Skip to main content

University Library, University of Illinois at Urbana-Champaign

How to Find Conference Proceedings

This guide will help you search for conference proceedings. Content credit: Melody Allison and the Research & Information Services Department.

What are Conference Proceedings?

Proceedings are the official records for professional meetings of organizations, such as conferences and workshops. Proceedings can be an important source of information, and many times the most current available on particular research or topics.

They are published in many forms, including articles, books, or parts of a series. Some papers may be edited and re-published in other books or journals.

Note: Not all conferences publish proceedings, and not all published proceedings are peer-reviewed. Also, not all journals that have the word "Proceedings" in their titles are conference proceedings (e.g., Mayo Clinic Proceedings and Proceedings of the National Academy of Sciences).

Working Papers

All of the search strategies and examples in this guide can also be used to find working papers, which cover specialized original research and are usually intended for an academic audience. 

Search for Conference Proceedings

There are a number of places you can search for details about conference proceedings and papers. 

Library Catalog

A search in the Library Catalog will find proceedings that are published as books, serials/journals, journal supplements, technical reports, and book chapters.

Databases

Literature databases may link to full-text papers for proceedings.
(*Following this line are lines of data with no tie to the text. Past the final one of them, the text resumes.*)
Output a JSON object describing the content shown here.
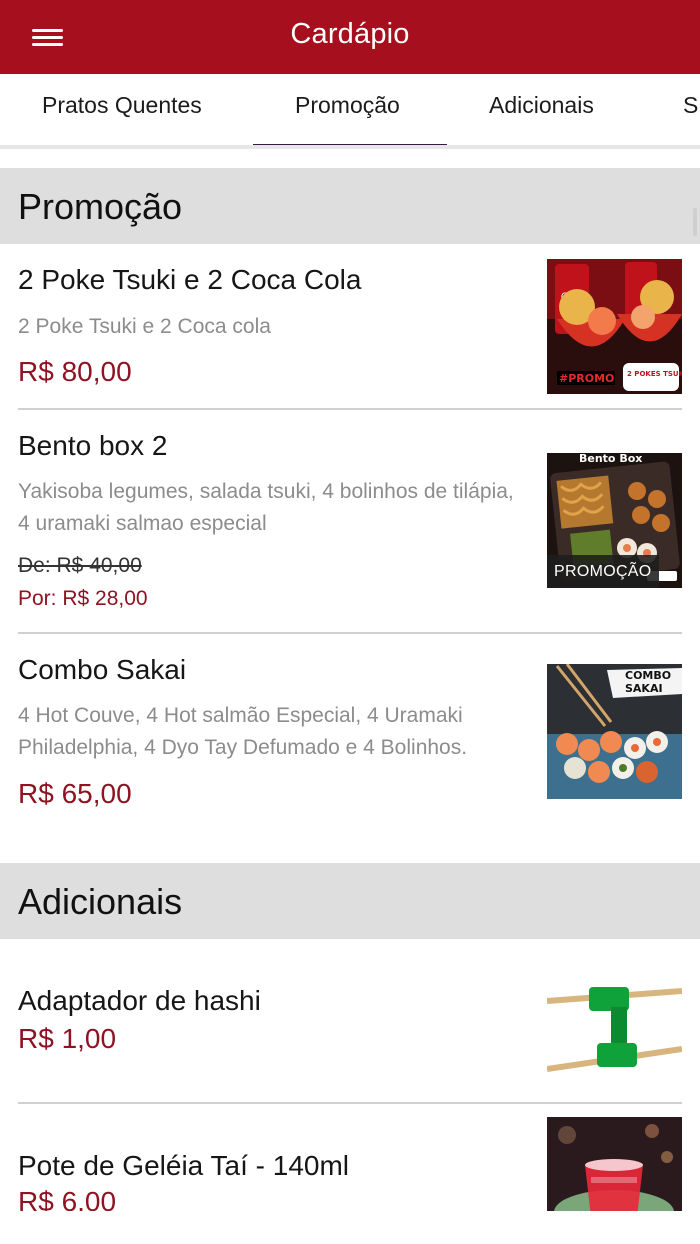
{
  "appbar": {
    "title": "Cardápio",
    "menu_icon": "hamburger-menu-icon"
  },
  "tabs": [
    {
      "label": "Pratos Quentes",
      "active": false
    },
    {
      "label": "Promoção",
      "active": true
    },
    {
      "label": "Adicionais",
      "active": false
    },
    {
      "label": "S",
      "active": false
    }
  ],
  "colors": {
    "primary": "#a50f1e",
    "price": "#8e1323",
    "tab_indicator": "#3a1a4a",
    "section_bg": "#dedede"
  },
  "sections": [
    {
      "title": "Promoção",
      "items": [
        {
          "name": "2 Poke Tsuki e 2 Coca Cola",
          "description": "2 Poke Tsuki e 2 Coca cola",
          "price": "R$ 80,00",
          "image_alt": "poke-coca-image"
        },
        {
          "name": "Bento box 2",
          "description": "Yakisoba legumes, salada tsuki, 4 bolinhos de tilápia, 4 uramaki salmao especial",
          "old_price": "De: R$ 40,00",
          "new_price": "Por: R$ 28,00",
          "badge": "PROMOÇÃO",
          "image_alt": "bento-box-image"
        },
        {
          "name": "Combo Sakai",
          "description": "4 Hot Couve, 4 Hot salmão Especial, 4 Uramaki Philadelphia, 4 Dyo Tay Defumado e 4 Bolinhos.",
          "price": "R$ 65,00",
          "image_alt": "combo-sakai-image"
        }
      ]
    },
    {
      "title": "Adicionais",
      "items": [
        {
          "name": "Adaptador de hashi",
          "price": "R$ 1,00",
          "image_alt": "hashi-adapter-image"
        },
        {
          "name": "Pote de Geléia Taí - 140ml",
          "price": "R$ 6,00",
          "image_alt": "geleia-pot-image"
        }
      ]
    }
  ],
  "images": {
    "poke_text_1": "#PROMO",
    "poke_text_2": "2 POKES TSUKI",
    "bento_text": "Bento Box",
    "combo_text_1": "COMBO",
    "combo_text_2": "SAKAI"
  }
}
  • Many literature databases have a "Document Type" search field. Look for proceedings, abstracts, meeting abstract, conference papers, and proceedings as a document type to search for. 
  • If the database does not have a Document Type or similar field, or even if it does, it can be useful to use appropriate document type terms in the general search -- e.g. proceedings, papers, abstracts, symposia, congresses, expositions, etc.

Tips and Strategies

  • Conference websites may give you additional information, such as the date and location of the meeting. 
  • The year the meeting was held may be different from the year its proceedings were published. To capture this possibility, limit your search to a range of years, from the date of meeting onwards. (e.g., 2014-2016).
  • Sometimes conferences and/or their proceedings change names, publishers, or sponsors. Finding a previous proceeding can provide a history of these changes.
  • Formal subject headings like LCSH (Library of Congress Subject Headings) and MESH (Medical Subject Headings) sometimes have subject headings specifically for "congresses" or "conferences."
  • Some proceedings will give information about previous conferences and where proceedings are published. This can be very helpful, particularly when the names of the conference changes, the conference meets irregularly, or the places where proceedings are published varies from meeting to meeting.
  • Check with Library of Congress Name Authority File for various conference names and sources.